Task description = Copy, from the data below, every line that has "screenshot" in it.
Input for this task section start
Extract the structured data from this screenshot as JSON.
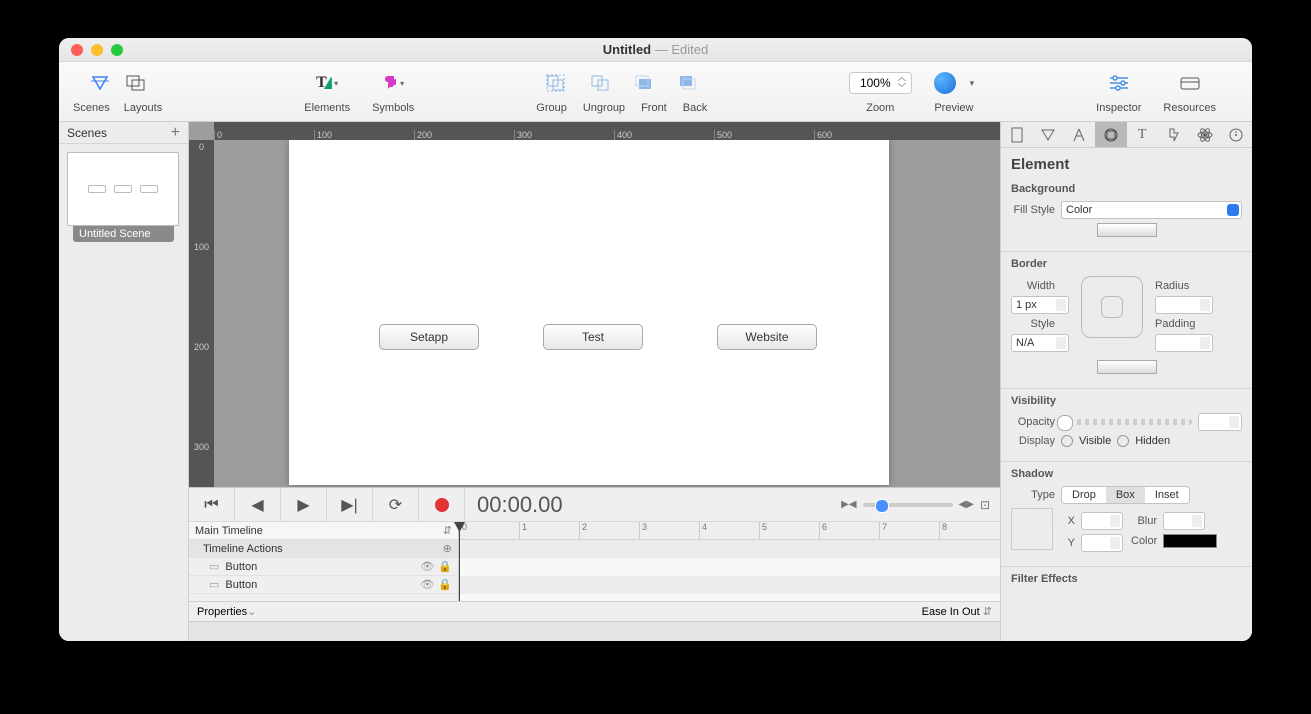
{
  "window": {
    "title": "Untitled",
    "subtitle": "Edited"
  },
  "toolbar": {
    "scenes": "Scenes",
    "layouts": "Layouts",
    "elements": "Elements",
    "symbols": "Symbols",
    "group": "Group",
    "ungroup": "Ungroup",
    "front": "Front",
    "back": "Back",
    "zoom": "Zoom",
    "zoom_value": "100%",
    "preview": "Preview",
    "inspector": "Inspector",
    "resources": "Resources"
  },
  "scenes_panel": {
    "header": "Scenes",
    "scene1": "Untitled Scene"
  },
  "ruler_h": [
    "0",
    "100",
    "200",
    "300",
    "400",
    "500",
    "600"
  ],
  "ruler_v": [
    "0",
    "100",
    "200",
    "300"
  ],
  "stage": {
    "btn1": "Setapp",
    "btn2": "Test",
    "btn3": "Website"
  },
  "timeline": {
    "time": "00:00.00",
    "name": "Main Timeline",
    "actions": "Timeline Actions",
    "item1": "Button",
    "item2": "Button",
    "properties": "Properties",
    "ease": "Ease In Out",
    "ticks": [
      "0",
      "1",
      "2",
      "3",
      "4",
      "5",
      "6",
      "7",
      "8"
    ]
  },
  "inspector": {
    "title": "Element",
    "background": {
      "label": "Background",
      "fill_style": "Fill Style",
      "fill_value": "Color"
    },
    "border": {
      "label": "Border",
      "width": "Width",
      "width_value": "1 px",
      "style": "Style",
      "style_value": "N/A",
      "radius": "Radius",
      "padding": "Padding"
    },
    "visibility": {
      "label": "Visibility",
      "opacity": "Opacity",
      "display": "Display",
      "visible": "Visible",
      "hidden": "Hidden"
    },
    "shadow": {
      "label": "Shadow",
      "type": "Type",
      "drop": "Drop",
      "box": "Box",
      "inset": "Inset",
      "x": "X",
      "y": "Y",
      "blur": "Blur",
      "color": "Color"
    },
    "filter": "Filter Effects"
  }
}
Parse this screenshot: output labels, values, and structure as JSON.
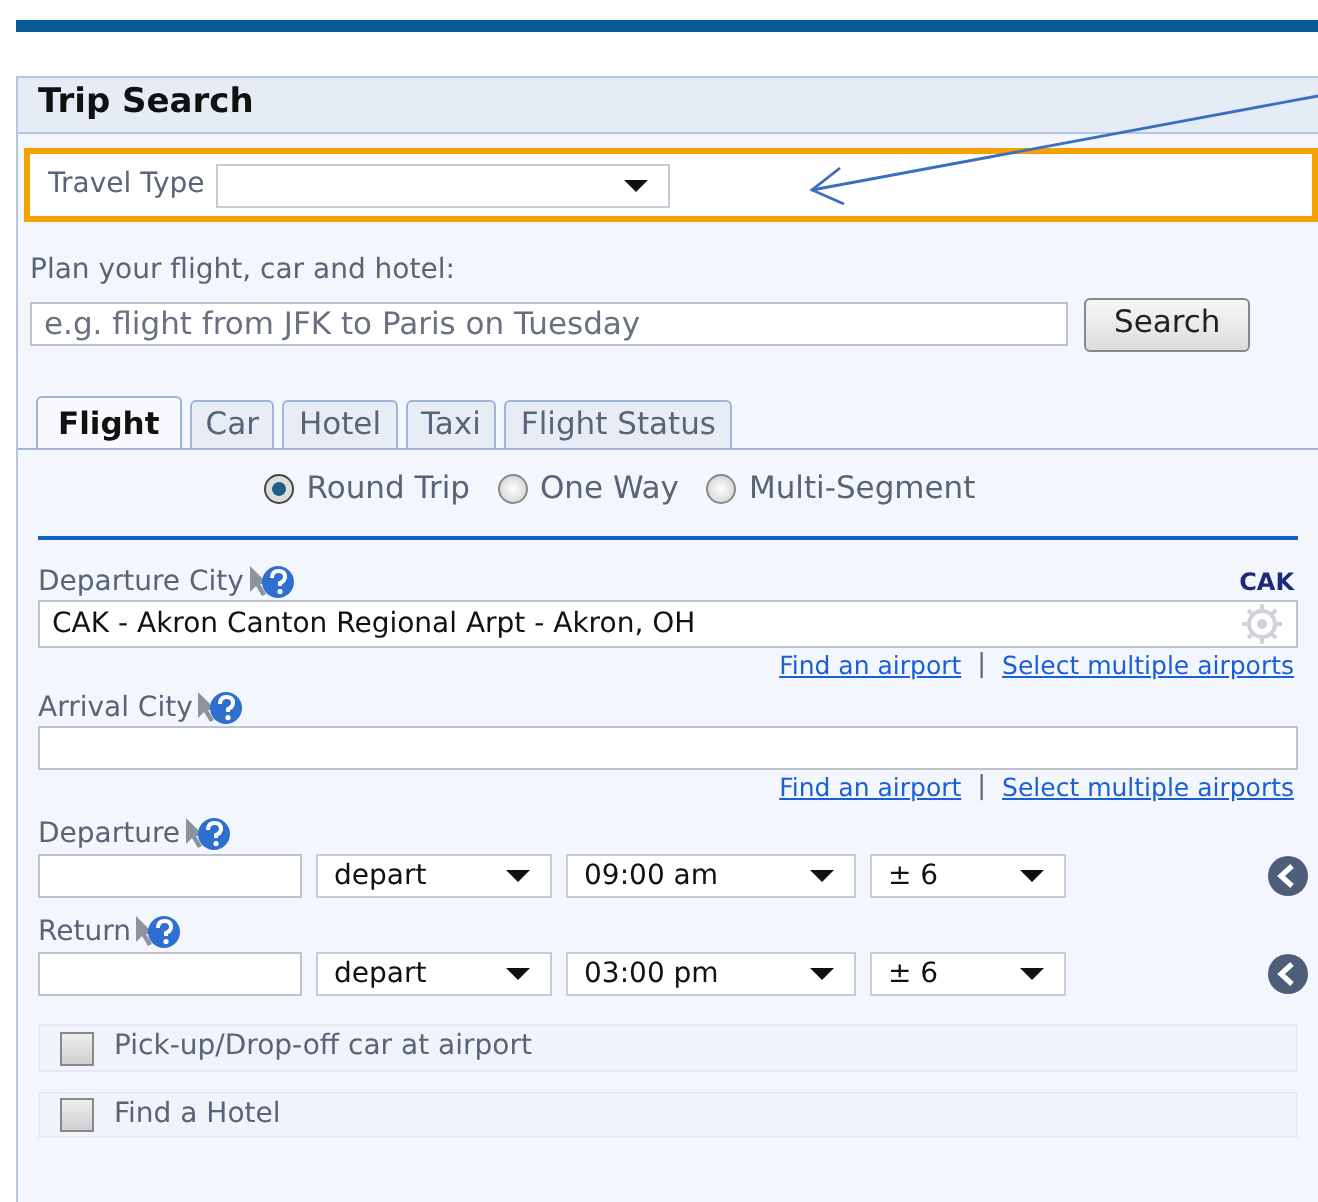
{
  "panel": {
    "title": "Trip Search"
  },
  "travel_type": {
    "label": "Travel Type"
  },
  "plan": {
    "label": "Plan your flight, car and hotel:",
    "placeholder": "e.g. flight from JFK to Paris on Tuesday",
    "button": "Search"
  },
  "tabs": [
    {
      "label": "Flight",
      "selected": true
    },
    {
      "label": "Car",
      "selected": false
    },
    {
      "label": "Hotel",
      "selected": false
    },
    {
      "label": "Taxi",
      "selected": false
    },
    {
      "label": "Flight Status",
      "selected": false
    }
  ],
  "trip_types": [
    {
      "label": "Round Trip",
      "selected": true
    },
    {
      "label": "One Way",
      "selected": false
    },
    {
      "label": "Multi-Segment",
      "selected": false
    }
  ],
  "departure_city": {
    "label": "Departure City",
    "code": "CAK",
    "value": "CAK - Akron Canton Regional Arpt - Akron, OH",
    "links": [
      "Find an airport",
      "Select multiple airports"
    ],
    "separator": "|"
  },
  "arrival_city": {
    "label": "Arrival City",
    "links": [
      "Find an airport",
      "Select multiple airports"
    ],
    "separator": "|"
  },
  "dates": [
    {
      "label": "Departure",
      "mode": "depart",
      "time": "09:00 am",
      "range": "± 6"
    },
    {
      "label": "Return",
      "mode": "depart",
      "time": "03:00 pm",
      "range": "± 6"
    }
  ],
  "options": [
    {
      "label": "Pick-up/Drop-off car at airport",
      "checked": false
    },
    {
      "label": "Find a Hotel",
      "checked": false
    }
  ]
}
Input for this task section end
Solution =
Extract the structured data from this screenshot as JSON.
Parse this screenshot: output labels, values, and structure as JSON.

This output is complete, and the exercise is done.